‘Herodias’ is the final tale in the book and, being a pedant, I felt obliged to read the two that proceeded it first. These were ‘A Simple Heart’ and ‘The Legend of Saint Julian Hospitator’. The opener, and the longest of the three, details the life of a serving woman. She is not a complicated character, nothing expressly extraordinary happens to her: she falls in love but it fails, she moves away and goes into service, she gets on well with her mistress, one of whose children dies young, she has a nephew who dies at sea, she gets a pet parrot, it dies, she watches the decline and death of her employer, then she too succumbs to the call of the other side. That’s the plot, this rural, domestic life, the switching and sharing of love. The parrot, as she dies, becomes to her the symbol of the holy spirit, and her religious development, the movement of faith to the centre of her life, is key too. This, I suppose, is the linking theme of the book, the shared idea – belief, and how it has the power to utterly alter existence: both for better and for worse. In this story, though, the purity of a selfless life is beautifully evoked, it is a charming portrait of a person and a time that is gone.
‘The Legend of Saint Julian Hospitator’ is loosely based on a stained glass window in Rouen Cathedral. It’s about a wealthy young man who kills too many animals, is cursed by a mystical stag, runs away, the curse comes true, he devotes his life to helping the wretched, to the point where he becomes wretched himself. In the final scene he strips naked and presses his body against the withered flesh of a leper*. Who turns out to be Jesus in disguise. I enjoyed this one less, to be honest it felt to me like one of the incredibly dull Breton lais I had to read in the first year of my undergraduate degree, but better. But good. I liked the Gothic, romantic, themes, I liked the listing of hunting victories more than I would normally have expected to, but I felt that there was very little in it as a piece that I could really relate to. I’ve never lived in a French castle, hunted anything, believed myself destined to commit a heinous act, I’ve never had a spiritual enlightenment, done anything selfless et cetera et cetera et cetera. I liked it more than I would have expected, but I will almost certainly never read it again.
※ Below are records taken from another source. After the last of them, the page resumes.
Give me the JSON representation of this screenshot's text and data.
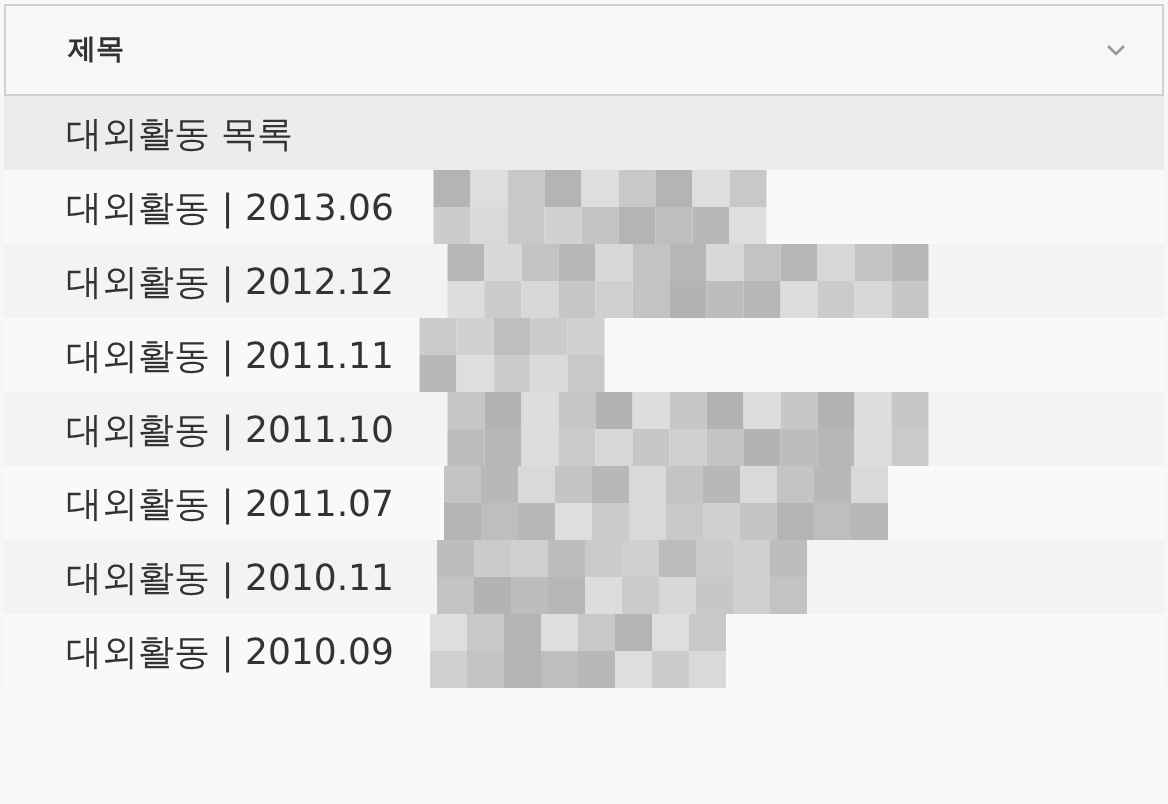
{
  "dropdown": {
    "label": "제목",
    "expanded": true
  },
  "items": [
    {
      "text": "대외활동 목록",
      "selected": true
    },
    {
      "text": "대외활동 | 2013.06",
      "selected": false
    },
    {
      "text": "대외활동 | 2012.12",
      "selected": false
    },
    {
      "text": "대외활동 | 2011.11",
      "selected": false
    },
    {
      "text": "대외활동 | 2011.10",
      "selected": false
    },
    {
      "text": "대외활동 | 2011.07",
      "selected": false
    },
    {
      "text": "대외활동 | 2010.11",
      "selected": false
    },
    {
      "text": "대외활동 | 2010.09",
      "selected": false
    }
  ]
}
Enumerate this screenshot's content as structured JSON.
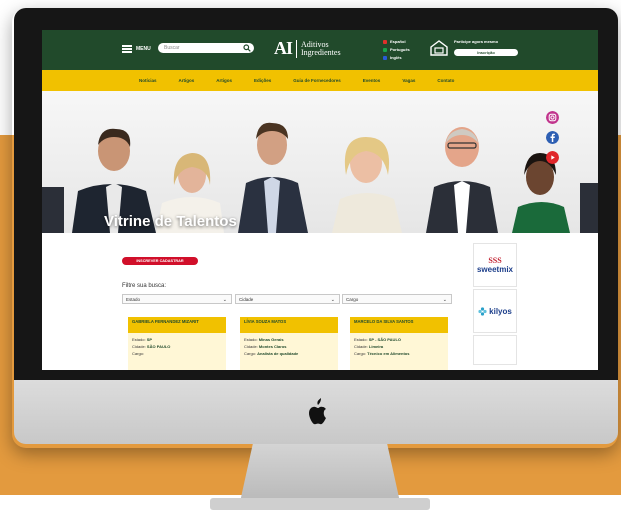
{
  "topbar": {
    "menu_label": "MENU",
    "search_placeholder": "Buscar",
    "logo": {
      "mark": "AI",
      "line1": "Aditivos",
      "line2": "Ingredientes"
    },
    "languages": [
      {
        "label": "Español",
        "color": "#e0302b"
      },
      {
        "label": "Português",
        "color": "#19a34a"
      },
      {
        "label": "Inglês",
        "color": "#2a5bd7"
      }
    ],
    "register": {
      "label": "Participe agora mesmo",
      "button": "Inscrição"
    }
  },
  "nav": {
    "items": [
      "Notícias",
      "Artigos",
      "Artigos",
      "Edições",
      "Guia de Fornecedores",
      "Eventos",
      "Vagas",
      "Contato"
    ]
  },
  "hero": {
    "title": "Vitrine de Talentos"
  },
  "content": {
    "register_button": "INSCREVER CADASTRAR",
    "filter_label": "Filtre sua busca:",
    "selects": [
      {
        "value": "Estado"
      },
      {
        "value": "Cidade"
      },
      {
        "value": "Cargo"
      }
    ],
    "cards": [
      {
        "name": "GABRIELA FERNANDEZ MIZARIT",
        "lines": [
          [
            "Estado:",
            "SP"
          ],
          [
            "Cidade:",
            "SÃO PAULO"
          ],
          [
            "Cargo:",
            ""
          ]
        ]
      },
      {
        "name": "LÍVIA SOUZA MATOS",
        "lines": [
          [
            "Estado:",
            "Minas Gerais"
          ],
          [
            "Cidade:",
            "Montes Claros"
          ],
          [
            "Cargo:",
            "Analista de qualidade"
          ]
        ]
      },
      {
        "name": "MARCELO DA SILVA SANTOS",
        "lines": [
          [
            "Estado:",
            "SP - SÃO PAULO"
          ],
          [
            "Cidade:",
            "Limeira"
          ],
          [
            "Cargo:",
            "Técnico em Alimentos"
          ]
        ]
      }
    ]
  },
  "sponsors": [
    {
      "name": "sweetmix",
      "mark": "SSS"
    },
    {
      "name": "kilyos"
    }
  ],
  "colors": {
    "brand_green": "#214a2b",
    "brand_yellow": "#f1c100",
    "background_orange": "#e39a3e",
    "accent_red": "#d10f2a"
  }
}
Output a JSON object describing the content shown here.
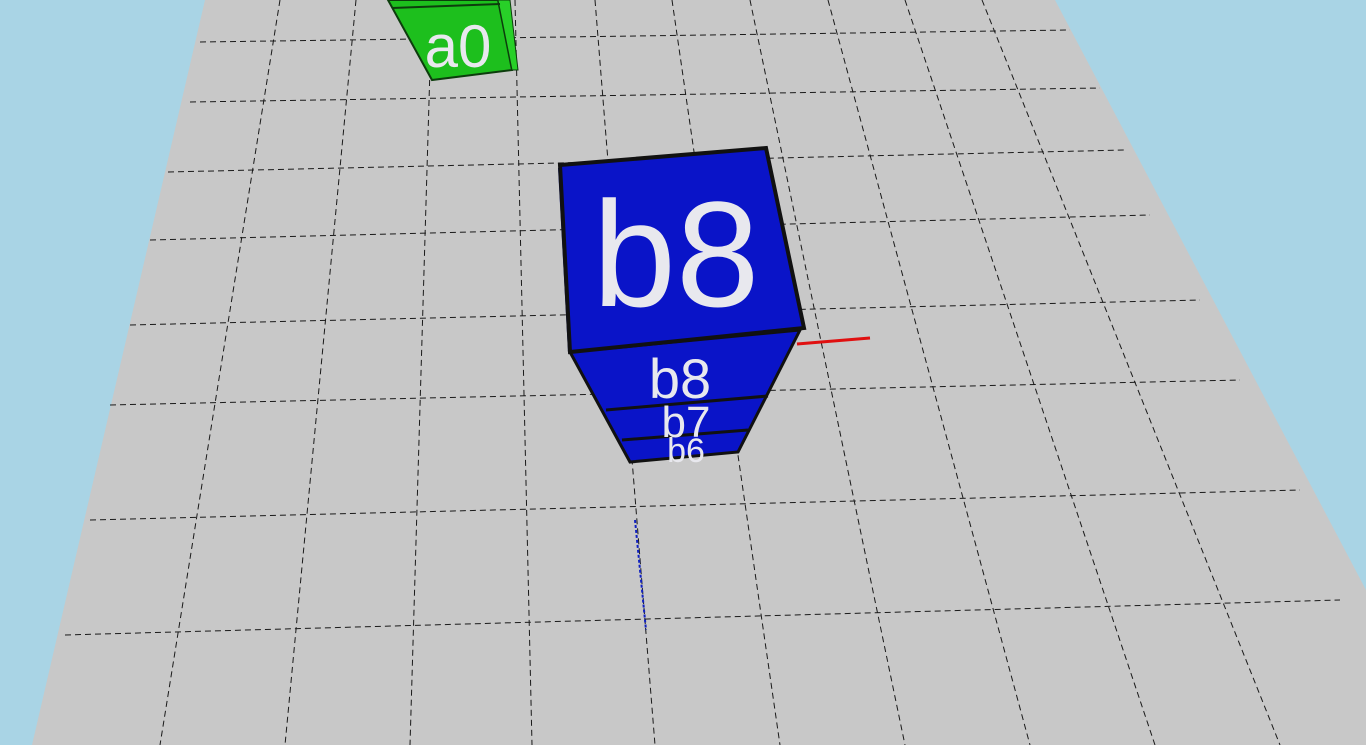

The final tale, though, I thought was excellent. About Herod Antipas and his mixed feelings regarding his imprisonment of John the Baptist. About Antipas’ marital problems, about his political problems, about his ideological problems, about his fear of invasion, rebellion, replacement… It includes a detailed imagining of Roman bureaucracy, it includes a great angry sermon by an enRAGEd J the B, it has some great descriptions of Biblical glamour, it has an impressively sensuous Salome dance scene, and it gives me a lot of interesting ideas to explore about the period. I felt the ending was very rapid, but that wasn’t necessarily the point of the story. The point of the story was fallibility, was Antipas’ weaknesses and his unwillingness to act on his own.
I enjoyed this slim volume and will almost certainly rectify the shameful situation of my never having read Madame Bovary as soon as possible. Great stuff.
*Is that un-PC? Should I be using “leprosy sufferer”?